What did Bill Belichick say to Ted Johnson?
Remember? It was just before that fourth-and-a-half-yard situation the Steelers had in the first quarter. Bill Cowher had called a timeout. Belichick seized the occasion to beckon Johnson to the sideline. I remember thinking, "This has got to be something really good." At that instant, I felt calm. I felt serene. I felt there was no way the Steelers were going to get that half-yard.
And they didn't.
Now, Belichick might have been saying, "Hey, Teddy, tuck your shirt in." He might have been saying, "What did you think of Paul Giamatti on `Saturday Night Live'?" He might have been saying, "Can you believe the Celtics blew a 17-point lead against those crappy Hawks?" He might have. But it's more likely he was pointing out one little detail that would make the difference on the next play. That's my story, and I'm sticking to it. That's because my new life motto is "In Bill I Trust."
Full disclosure time: I picked the Colts.
Yes, I picked the Colts, but at least I wasn't foolish enough to put any money on it. I bought into the idea that Manning & Co. had the consummate well-balanced offense necessary to bother the Patriots' defense. It wasn't just the Broncos game, although that certainly was a deal-breaker in my mind. Yeah, I fell into that "Colts are due" trap. I figured if the Colts could come as close as they did Opening Night, when the Patriots had Ty Law and Ty Poole (and Richard Seymour), they would have enough to get the job done when these guys weren't around.
I figured 34-31, Colts.
So shoot me.
Now I have sworn complete allegiance to The Man In The Hooded Sweatshirt. I am thoroughly ashamed to have been so hard-headed as to doubt for a game, a half a quarter, a play, or even a second, the capacity of Bill Belichick, his assistants, and his players to do whatever is necessary to defeat whomever they play in anything remotely resembling a big game. They had a plan to beat the Colts, they had a plan to beat the Steelers, and they surely will have a plan to beat the Eagles and thus make themselves champions for the third time in four years.
What we have witnessed during the past two weeks is more than just good football, good sport, or good entertainment. We have witnessed something historic. Those of you who are old enough, and who care about more than just one sport, have seen these Patriots before. It is part of the extraordinary good fortune of being a Boston sports fan at any time during the past 50 years. We have seen the Patriots before because what the Patriots have become is a modern version of the Old Celtics.
Speaking of which, The Patriarch is watching, all right.
"Oh, sure," says Red Auerbach from his Washington apartment. "I've been following the Patriots."
He never has met Belichick, but he has been studying him from afar.

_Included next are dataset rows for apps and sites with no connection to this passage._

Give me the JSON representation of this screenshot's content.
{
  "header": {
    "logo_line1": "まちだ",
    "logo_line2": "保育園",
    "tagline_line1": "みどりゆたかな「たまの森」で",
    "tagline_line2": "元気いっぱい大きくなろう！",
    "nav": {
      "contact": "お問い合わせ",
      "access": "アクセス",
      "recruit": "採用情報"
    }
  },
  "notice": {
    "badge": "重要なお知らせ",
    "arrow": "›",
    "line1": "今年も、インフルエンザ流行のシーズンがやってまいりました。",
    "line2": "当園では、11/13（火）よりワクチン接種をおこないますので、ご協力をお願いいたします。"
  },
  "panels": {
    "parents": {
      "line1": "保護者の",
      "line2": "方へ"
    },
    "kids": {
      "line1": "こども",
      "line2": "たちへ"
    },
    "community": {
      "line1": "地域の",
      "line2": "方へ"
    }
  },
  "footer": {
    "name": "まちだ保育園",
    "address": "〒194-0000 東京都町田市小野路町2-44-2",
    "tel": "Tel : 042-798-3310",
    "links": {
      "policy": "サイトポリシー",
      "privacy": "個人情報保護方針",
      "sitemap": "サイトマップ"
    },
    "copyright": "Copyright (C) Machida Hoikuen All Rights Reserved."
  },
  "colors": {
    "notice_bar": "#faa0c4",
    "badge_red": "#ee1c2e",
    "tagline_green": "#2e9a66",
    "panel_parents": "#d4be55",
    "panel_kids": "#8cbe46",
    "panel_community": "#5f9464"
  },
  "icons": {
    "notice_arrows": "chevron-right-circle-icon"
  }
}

"He is obviously very, very focused," Red says. "He is clearly very bright and innovative. The players have to respect his knowledge. I'm sure that's the key to his success."
The Patriarch knows something about doing it again and again and again.
"I would start off every year the same way," he says. "I would say to them, `Did you have a nice summer?' And they'd be looking at me. I'd say, `Did you like the feeling of being on the greatest basketball team in the world?' And they'd still be looking at me. So, I'd say, `Why would you want to give that feeling up? You know what it feels like. They don't. You know how good it is. So, if you're smart, you'll play harder than ever. If they want it, make them come and get it. Don't give it to them.' That was my approach."
The Patriarch points out one essential coaching difference between his day and sport and Belichick's day and sport.
"He's got nine or 10 assistants [actually, 15]," Red points out. "They can always put their finger on what's happening on the ball club. I only had me."
That aside, The Patriarch can relate to much of what's going on with the Patriots. He can well imagine, for example, what message Belichick will be giving his team when it gets to Jacksonville.
"He'll say, `You're going down there and it will be a big party. You'll be influenced by a lot of people. There will be people telling you about endorsements and all this other stuff, and it can be a huge distraction.' He'll say, `Why did you come down here? You came down here to become the champions of football, and you can't deviate from that.' "
Belichick has saluted his team for playing its best football these past two weeks, and Red likes to hear that.
"That you can attribute to the players," he says. "In terms of motivation, that has to be on the players. You can't motivate anyone now. The coaches started doing their job in July and August, but now it's up to the players. If you have to motivate them now, they can't be motivated."
Red says it's OK with him if anyone wishes to compare these Patriots to his teams. He knows greatness when he sees it.
"You can see how these guys rise to the occasion," he notes.
So what did Coach Belichick say to Ted Johnson? It's the same thing Red would have said to John Havlicek. That's my story, and I'm sticking to it.
Bob Ryan is a Globe columnist. His e-mail address is firstname.lastname@example.org.